With his decision to keep almost 10,000 U.S. troops in Afghanistan beyond 2014 but then to withdraw them all by the end of 2016, President Obama has made half of a good decision, only to seriously compromise it with the other half.
Afghanistan could be a success on the ground, where the United States could reverse the prevailing global view of weakness. But this would require a limited troop commitment to accomplish missions, not just to meet a timeline.
We believe strongly in the need to keep a residual U.S. and NATO force in Afghanistan. But before limiting how long that force could remain, other factors needed to be considered.
The first is the perception that the United States lacks firmness in standing up to challenges to the international order. The only antidote is U.S. action, and Afghanistan offers the right location and mission for such action. Keeping a force of nearly 10,000 U.S. troops would add to the momentum seen in Afghanistan's elections, which showed strong popular resistance to the Taliban, and the great progress by the Afghan army. We have much to build on, but U.S. help is essential to keep the army fighting.

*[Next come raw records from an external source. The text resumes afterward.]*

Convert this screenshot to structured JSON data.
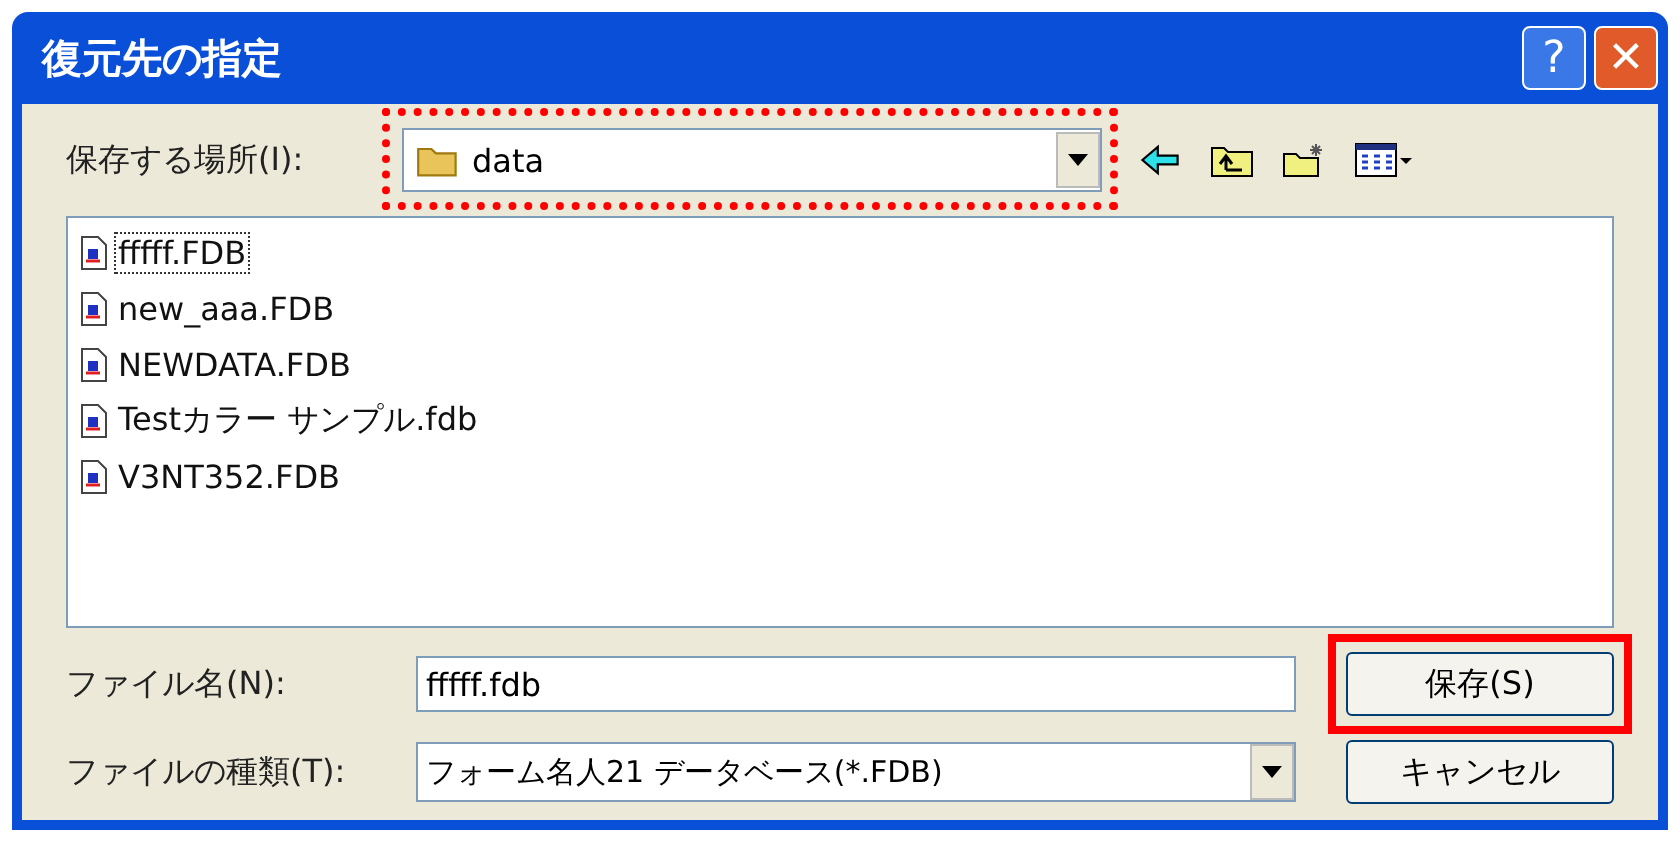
{
  "window": {
    "title": "復元先の指定"
  },
  "title_buttons": [
    {
      "kind": "help",
      "label": "?"
    },
    {
      "kind": "close",
      "label": "✕"
    }
  ],
  "location": {
    "label": "保存する場所(I):",
    "value": "data",
    "highlighted": true
  },
  "toolbar": [
    {
      "kind": "back"
    },
    {
      "kind": "up"
    },
    {
      "kind": "new-folder"
    },
    {
      "kind": "view"
    }
  ],
  "files": [
    {
      "name": "fffff.FDB",
      "selected": true
    },
    {
      "name": "new_aaa.FDB",
      "selected": false
    },
    {
      "name": "NEWDATA.FDB",
      "selected": false
    },
    {
      "name": "Testカラー サンプル.fdb",
      "selected": false
    },
    {
      "name": "V3NT352.FDB",
      "selected": false
    }
  ],
  "filename": {
    "label": "ファイル名(N):",
    "value": "fffff.fdb"
  },
  "filetype": {
    "label": "ファイルの種類(T):",
    "value": "フォーム名人21 データベース(*.FDB)"
  },
  "buttons": [
    {
      "label": "保存(S)",
      "highlighted": true
    },
    {
      "label": "キャンセル",
      "highlighted": false
    }
  ]
}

Then there is the other half of the decision: to halve the U.S. force in a year and withdraw it in two. This lacks logic. We are committing people to a mission that could require their lives and that is supposedly essential to us, all the while declaring that in less than three years none of this will be in effect. The plan explicitly replicates the Iraq model of putting the training, equipping and counterterrorism functions inside an embassy and an office of military cooperation. This is a route to failure.

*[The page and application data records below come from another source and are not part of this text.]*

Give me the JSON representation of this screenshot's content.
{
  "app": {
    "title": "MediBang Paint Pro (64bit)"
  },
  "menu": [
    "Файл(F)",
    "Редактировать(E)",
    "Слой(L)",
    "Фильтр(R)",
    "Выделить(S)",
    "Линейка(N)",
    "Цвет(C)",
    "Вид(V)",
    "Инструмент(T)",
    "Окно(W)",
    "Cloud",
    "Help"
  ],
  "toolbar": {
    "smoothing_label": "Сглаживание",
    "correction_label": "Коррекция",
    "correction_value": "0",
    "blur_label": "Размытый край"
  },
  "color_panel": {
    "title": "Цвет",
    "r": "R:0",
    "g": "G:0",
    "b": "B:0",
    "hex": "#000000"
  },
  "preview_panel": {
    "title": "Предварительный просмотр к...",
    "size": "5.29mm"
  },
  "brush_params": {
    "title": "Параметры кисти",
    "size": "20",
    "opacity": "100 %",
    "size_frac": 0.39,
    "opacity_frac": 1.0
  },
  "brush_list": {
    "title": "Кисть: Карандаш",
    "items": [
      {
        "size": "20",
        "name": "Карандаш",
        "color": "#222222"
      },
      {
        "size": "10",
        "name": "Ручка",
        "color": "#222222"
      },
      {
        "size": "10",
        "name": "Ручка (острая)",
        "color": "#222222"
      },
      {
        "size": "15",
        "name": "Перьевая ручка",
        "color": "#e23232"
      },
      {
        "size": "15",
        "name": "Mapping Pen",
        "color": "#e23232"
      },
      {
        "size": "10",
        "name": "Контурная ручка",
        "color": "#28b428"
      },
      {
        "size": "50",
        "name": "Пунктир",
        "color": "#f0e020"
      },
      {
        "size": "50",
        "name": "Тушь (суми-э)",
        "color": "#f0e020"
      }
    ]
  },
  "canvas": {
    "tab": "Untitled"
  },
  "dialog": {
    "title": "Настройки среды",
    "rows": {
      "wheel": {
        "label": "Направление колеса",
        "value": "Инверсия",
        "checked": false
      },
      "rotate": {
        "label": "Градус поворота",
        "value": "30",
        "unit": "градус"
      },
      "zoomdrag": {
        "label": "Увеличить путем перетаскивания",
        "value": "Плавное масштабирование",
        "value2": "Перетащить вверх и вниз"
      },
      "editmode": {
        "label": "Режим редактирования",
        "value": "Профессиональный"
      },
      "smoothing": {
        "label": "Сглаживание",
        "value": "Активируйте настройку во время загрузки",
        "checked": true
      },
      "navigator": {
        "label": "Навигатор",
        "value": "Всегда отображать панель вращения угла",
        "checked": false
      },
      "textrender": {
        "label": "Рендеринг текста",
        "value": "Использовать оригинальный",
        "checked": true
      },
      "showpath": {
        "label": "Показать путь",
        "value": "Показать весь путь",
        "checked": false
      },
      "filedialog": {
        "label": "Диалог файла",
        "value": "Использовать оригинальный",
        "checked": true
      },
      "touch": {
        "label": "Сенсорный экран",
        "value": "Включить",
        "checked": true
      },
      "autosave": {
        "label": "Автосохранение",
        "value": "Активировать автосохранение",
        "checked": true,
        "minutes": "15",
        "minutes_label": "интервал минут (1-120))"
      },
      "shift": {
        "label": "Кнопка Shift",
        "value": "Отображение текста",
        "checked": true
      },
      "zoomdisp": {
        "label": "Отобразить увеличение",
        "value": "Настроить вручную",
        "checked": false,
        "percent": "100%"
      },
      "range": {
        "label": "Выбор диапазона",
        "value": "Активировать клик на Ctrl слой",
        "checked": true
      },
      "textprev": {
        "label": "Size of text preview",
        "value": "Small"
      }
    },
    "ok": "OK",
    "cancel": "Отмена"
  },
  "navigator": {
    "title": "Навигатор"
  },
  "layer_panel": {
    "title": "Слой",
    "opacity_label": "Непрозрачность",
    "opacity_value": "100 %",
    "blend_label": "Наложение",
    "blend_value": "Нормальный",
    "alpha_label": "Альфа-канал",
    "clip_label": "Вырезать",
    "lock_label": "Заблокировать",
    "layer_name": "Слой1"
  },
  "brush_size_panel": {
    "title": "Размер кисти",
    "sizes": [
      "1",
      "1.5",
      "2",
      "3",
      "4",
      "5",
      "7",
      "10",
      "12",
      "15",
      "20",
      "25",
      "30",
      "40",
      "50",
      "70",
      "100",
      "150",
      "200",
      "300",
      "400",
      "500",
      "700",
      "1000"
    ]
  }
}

When we attempted this in Iraq in 2011, bureaucratic obstacles ranging from legal-immunity questions to budget battles tied up our efforts in knots. The Iraqis were reluctant to allow monitoring and advising through a diplomatic establishment as opposed to a military partnership.
Even worse, without a force "at risk" and a commander to mobilize attention, Washington lost focus.

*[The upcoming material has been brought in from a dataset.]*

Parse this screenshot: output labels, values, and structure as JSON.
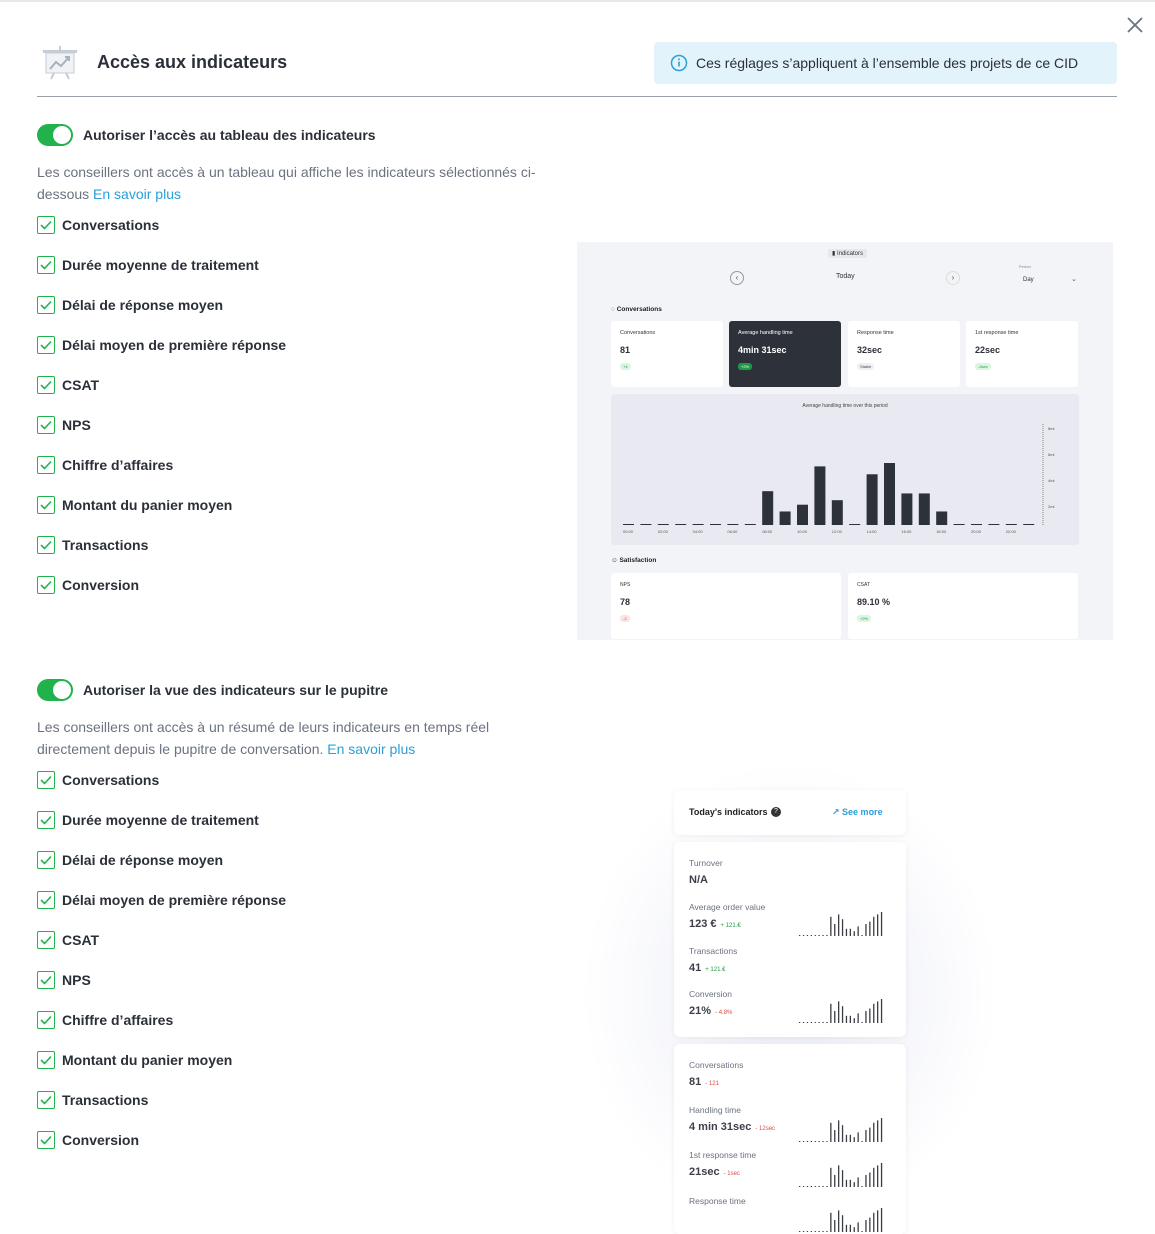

Being able to say that the Obama White House "totally ended two wars by 2016" risks undermining more than a decade of effort. The fix is easy: Change the date of withdrawal to "when the end of the mission that these troops have risked their lives for is accomplished."
James F. Jeffrey was ambassador to Iraq from 2010 to 2012 and deputy national security adviser in the George W. Bush administration. He is currently the Philip Solondz Visiting Fellow at the Washington Institute for Near East Policy. Ronald E. Neumann, ambassador to Afghanistan from 2005 to 2007, is president of the American Academy of Diplomacy.